As with many of his words and actions, giving such a speech at that time was not very strategic, leading to widespread criticisms and misinterpretation. Similarly, his later arrests, largely focused around trespassing at nuclear weapons facilities, which at times included damaging components of warheads and missiles, led to many months in prison without much publicity or a discernible growth in the movement. However, strategic efficacy did not really matter to him. For Berrigan, it was a moral imperative. Indeed, when a reporter noted he was not getting as much attention as he had previously, he replied, "I don't think we ever felt our conscience was tied to the other end of a TV cord."
And yet, while some accused him of acting more out of "Catholic guilt" than on building a movement, Berrigan's witness indeed had a profound impact. It encouraged the broader anti-war movement, which prior to Catonsville had been primarily focused on street protests, into nonviolent direct action and other forms of active resistance. It brought many young Catholics, who had been alienated by the hierarchy's support for the Vietnam War and U.S. militarism, back into active involvement in the church. As a middle-aged priest, his actions brought greater credibility to opponents of the Vietnam War, then often portrayed as angry, young, long-haired misfits.

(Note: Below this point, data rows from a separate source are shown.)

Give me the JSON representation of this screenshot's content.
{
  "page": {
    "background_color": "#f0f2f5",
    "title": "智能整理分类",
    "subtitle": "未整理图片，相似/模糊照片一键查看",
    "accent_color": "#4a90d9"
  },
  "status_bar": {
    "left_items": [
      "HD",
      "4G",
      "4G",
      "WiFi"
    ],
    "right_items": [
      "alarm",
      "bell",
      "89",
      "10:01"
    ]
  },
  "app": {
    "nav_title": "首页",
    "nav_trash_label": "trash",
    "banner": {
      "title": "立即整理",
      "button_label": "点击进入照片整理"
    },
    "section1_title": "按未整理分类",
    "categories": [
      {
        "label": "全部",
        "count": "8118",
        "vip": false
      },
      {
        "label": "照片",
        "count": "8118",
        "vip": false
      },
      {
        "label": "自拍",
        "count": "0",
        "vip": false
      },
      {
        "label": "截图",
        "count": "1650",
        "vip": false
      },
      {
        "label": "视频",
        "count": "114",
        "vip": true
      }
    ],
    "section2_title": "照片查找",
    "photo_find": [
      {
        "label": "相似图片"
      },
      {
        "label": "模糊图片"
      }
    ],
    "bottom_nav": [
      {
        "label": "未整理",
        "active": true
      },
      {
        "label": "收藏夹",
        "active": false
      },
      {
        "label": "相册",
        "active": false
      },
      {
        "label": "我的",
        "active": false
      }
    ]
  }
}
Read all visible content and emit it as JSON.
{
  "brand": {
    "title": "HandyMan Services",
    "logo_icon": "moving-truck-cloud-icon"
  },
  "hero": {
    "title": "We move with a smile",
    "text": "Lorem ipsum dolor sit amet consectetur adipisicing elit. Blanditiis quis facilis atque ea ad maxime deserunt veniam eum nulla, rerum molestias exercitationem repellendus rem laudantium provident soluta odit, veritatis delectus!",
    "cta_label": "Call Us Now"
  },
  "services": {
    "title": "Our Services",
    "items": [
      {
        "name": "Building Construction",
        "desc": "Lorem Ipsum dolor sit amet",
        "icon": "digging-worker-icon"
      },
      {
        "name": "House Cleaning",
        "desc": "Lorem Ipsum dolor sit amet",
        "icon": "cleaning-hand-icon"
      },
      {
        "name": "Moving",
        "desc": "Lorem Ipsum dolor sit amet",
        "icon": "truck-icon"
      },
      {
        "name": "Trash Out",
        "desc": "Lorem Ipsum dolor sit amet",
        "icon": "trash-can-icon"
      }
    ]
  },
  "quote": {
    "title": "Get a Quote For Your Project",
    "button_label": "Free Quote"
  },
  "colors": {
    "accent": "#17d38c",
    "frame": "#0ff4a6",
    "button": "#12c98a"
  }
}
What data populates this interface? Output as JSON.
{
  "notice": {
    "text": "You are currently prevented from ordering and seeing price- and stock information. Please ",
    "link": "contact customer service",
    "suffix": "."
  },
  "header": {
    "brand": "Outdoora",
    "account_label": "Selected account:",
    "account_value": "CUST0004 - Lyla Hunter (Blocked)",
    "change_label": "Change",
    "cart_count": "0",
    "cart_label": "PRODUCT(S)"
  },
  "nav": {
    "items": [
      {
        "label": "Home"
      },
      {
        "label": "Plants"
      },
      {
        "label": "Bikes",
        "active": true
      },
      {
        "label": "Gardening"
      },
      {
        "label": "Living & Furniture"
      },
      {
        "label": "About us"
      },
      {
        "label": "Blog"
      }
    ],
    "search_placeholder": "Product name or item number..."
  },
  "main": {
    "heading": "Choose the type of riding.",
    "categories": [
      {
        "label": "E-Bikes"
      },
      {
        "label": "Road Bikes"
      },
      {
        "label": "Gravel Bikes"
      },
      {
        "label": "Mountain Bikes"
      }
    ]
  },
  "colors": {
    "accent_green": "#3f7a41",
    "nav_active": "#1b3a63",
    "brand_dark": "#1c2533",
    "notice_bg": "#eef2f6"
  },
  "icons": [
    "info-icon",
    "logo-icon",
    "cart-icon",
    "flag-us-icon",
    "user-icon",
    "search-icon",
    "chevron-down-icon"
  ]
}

And he undoubtedly played a role in moving the Catholic church to a more active witness for peace and justice. The church eventually came out against the Vietnam War, renounced the legitimacy of nuclear weapons, and challenged the Israeli occupation and repression of Palestinians.
Indeed, just days before he died, the Vatican hosted a landmark meeting raising questions about the just war doctrine and examining nonviolent alternatives. Would this have even been possible were it not for such prophetic voices as Berrigan?
[Stephen Zunes, a professor of politics and international studies at the University of San Francisco, is currently a visiting professor at the National Centre for Peace and Conflict Studies at the University of Otago in New Zealand.]